Task to complete:
The expected answer is a copy of every line in the listing that has the word "XAUUSD".

* * * * *

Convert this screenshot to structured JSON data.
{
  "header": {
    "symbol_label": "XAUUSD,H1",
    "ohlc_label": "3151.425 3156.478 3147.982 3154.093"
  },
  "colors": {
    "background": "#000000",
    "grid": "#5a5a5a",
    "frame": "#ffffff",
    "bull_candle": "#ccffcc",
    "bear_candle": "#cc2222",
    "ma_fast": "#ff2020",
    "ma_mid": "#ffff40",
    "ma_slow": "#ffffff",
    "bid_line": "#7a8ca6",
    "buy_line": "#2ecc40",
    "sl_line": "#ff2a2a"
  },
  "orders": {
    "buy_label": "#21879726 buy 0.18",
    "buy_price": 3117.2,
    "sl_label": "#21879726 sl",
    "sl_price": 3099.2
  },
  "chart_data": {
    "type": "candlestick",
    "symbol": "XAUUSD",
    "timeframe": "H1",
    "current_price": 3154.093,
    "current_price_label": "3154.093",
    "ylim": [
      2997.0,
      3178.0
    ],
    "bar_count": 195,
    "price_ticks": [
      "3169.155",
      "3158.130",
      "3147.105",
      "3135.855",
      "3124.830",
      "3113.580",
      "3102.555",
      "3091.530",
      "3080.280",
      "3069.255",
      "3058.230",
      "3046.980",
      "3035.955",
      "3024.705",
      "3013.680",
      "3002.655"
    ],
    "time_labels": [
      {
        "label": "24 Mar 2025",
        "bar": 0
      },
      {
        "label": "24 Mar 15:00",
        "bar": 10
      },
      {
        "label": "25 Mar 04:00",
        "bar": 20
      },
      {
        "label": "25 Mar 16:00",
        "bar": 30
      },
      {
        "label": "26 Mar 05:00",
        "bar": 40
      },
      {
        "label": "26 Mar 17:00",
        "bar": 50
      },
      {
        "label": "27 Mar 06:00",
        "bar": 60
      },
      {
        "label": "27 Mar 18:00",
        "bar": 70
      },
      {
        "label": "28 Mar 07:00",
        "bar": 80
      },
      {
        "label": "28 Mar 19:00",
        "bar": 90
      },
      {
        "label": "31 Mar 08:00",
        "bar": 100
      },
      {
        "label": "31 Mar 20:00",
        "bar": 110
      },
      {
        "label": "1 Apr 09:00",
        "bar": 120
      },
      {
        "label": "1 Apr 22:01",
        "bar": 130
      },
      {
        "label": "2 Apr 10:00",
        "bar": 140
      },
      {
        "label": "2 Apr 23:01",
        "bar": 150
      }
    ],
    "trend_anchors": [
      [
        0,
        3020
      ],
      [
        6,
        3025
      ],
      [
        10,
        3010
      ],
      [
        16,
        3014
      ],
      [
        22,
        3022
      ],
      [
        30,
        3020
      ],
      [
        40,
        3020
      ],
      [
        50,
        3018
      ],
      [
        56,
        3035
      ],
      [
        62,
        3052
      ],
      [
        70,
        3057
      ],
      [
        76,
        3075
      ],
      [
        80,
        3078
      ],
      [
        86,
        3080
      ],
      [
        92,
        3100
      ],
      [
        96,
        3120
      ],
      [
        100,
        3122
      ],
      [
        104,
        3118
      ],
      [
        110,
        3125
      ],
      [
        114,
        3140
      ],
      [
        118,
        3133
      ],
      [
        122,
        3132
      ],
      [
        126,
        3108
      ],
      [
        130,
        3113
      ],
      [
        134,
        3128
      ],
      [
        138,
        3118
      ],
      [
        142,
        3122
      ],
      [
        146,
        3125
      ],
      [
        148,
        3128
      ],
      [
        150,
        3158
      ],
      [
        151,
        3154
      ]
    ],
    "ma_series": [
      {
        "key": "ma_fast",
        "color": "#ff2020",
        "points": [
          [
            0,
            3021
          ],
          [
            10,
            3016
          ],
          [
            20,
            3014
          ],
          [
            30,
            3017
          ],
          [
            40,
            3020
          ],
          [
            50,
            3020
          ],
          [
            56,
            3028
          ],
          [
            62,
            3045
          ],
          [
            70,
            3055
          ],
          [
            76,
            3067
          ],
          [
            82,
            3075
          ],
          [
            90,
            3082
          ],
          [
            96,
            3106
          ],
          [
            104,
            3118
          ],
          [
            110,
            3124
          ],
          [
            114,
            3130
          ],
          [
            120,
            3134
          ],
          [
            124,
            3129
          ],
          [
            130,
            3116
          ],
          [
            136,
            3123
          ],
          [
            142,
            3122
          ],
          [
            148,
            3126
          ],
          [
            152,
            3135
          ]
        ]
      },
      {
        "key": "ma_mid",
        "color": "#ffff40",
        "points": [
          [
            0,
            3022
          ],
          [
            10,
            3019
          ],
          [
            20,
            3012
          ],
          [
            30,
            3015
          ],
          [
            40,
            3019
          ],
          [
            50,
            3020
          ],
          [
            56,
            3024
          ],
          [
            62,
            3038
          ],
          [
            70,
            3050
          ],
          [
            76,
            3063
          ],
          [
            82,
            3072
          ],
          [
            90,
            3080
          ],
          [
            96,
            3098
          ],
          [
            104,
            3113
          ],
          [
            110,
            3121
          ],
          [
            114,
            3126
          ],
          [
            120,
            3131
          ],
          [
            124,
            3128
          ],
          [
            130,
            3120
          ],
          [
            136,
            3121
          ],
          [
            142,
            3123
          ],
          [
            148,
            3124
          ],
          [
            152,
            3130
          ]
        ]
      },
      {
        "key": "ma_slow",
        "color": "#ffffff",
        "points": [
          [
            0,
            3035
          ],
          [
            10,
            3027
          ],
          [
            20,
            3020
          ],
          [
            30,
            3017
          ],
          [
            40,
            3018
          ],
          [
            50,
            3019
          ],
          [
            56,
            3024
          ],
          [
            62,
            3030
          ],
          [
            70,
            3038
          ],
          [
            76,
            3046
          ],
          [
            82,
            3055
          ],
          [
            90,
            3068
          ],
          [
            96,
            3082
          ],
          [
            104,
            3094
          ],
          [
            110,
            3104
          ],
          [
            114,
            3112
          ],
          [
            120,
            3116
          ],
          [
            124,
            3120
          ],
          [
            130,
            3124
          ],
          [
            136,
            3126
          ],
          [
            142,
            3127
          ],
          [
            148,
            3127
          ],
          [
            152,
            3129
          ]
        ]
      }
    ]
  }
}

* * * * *

The completed task:
    "symbol_label": "XAUUSD,H1",
    "symbol": "XAUUSD",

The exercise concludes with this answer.